◆ WORK ORDER ◆
Reproduce the records below exactly, leaving their images out.

::: RECORDS FOR THE EXERCISE :::

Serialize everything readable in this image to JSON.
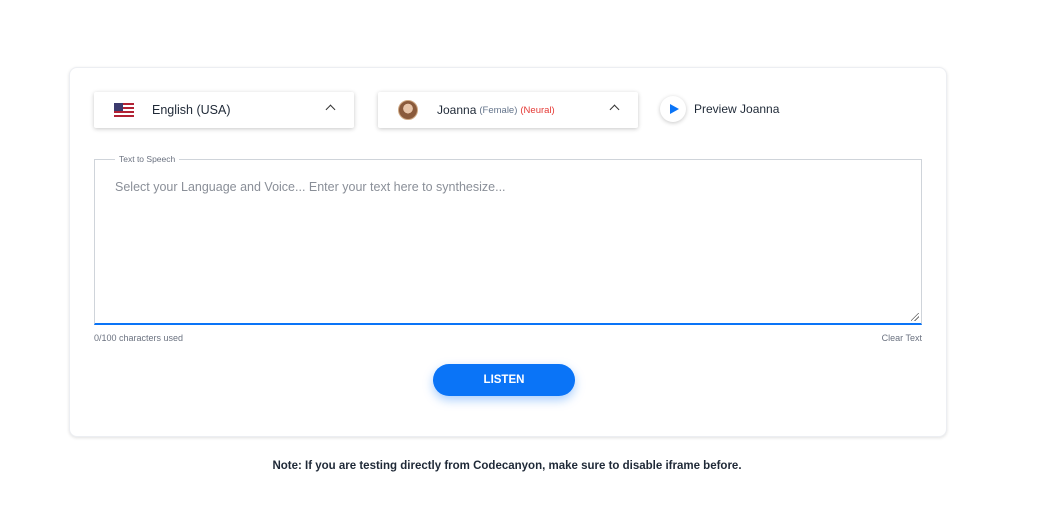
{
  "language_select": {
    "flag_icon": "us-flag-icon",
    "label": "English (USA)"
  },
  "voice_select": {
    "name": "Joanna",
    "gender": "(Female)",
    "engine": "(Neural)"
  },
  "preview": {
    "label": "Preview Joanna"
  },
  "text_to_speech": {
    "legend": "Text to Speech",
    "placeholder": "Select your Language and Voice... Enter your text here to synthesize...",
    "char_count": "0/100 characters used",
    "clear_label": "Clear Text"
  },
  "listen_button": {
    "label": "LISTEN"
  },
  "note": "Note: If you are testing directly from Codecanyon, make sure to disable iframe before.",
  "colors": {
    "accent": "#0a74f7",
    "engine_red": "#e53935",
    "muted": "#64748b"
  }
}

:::

◆ FINAL ANSWER ◆
Serialize everything readable in this image to JSON.
{
  "language_select": {
    "flag_icon": "us-flag-icon",
    "label": "English (USA)"
  },
  "voice_select": {
    "name": "Joanna",
    "gender": "(Female)",
    "engine": "(Neural)"
  },
  "preview": {
    "label": "Preview Joanna"
  },
  "text_to_speech": {
    "legend": "Text to Speech",
    "placeholder": "Select your Language and Voice... Enter your text here to synthesize...",
    "char_count": "0/100 characters used",
    "clear_label": "Clear Text"
  },
  "listen_button": {
    "label": "LISTEN"
  },
  "note": "Note: If you are testing directly from Codecanyon, make sure to disable iframe before.",
  "colors": {
    "accent": "#0a74f7",
    "engine_red": "#e53935",
    "muted": "#64748b"
  }
}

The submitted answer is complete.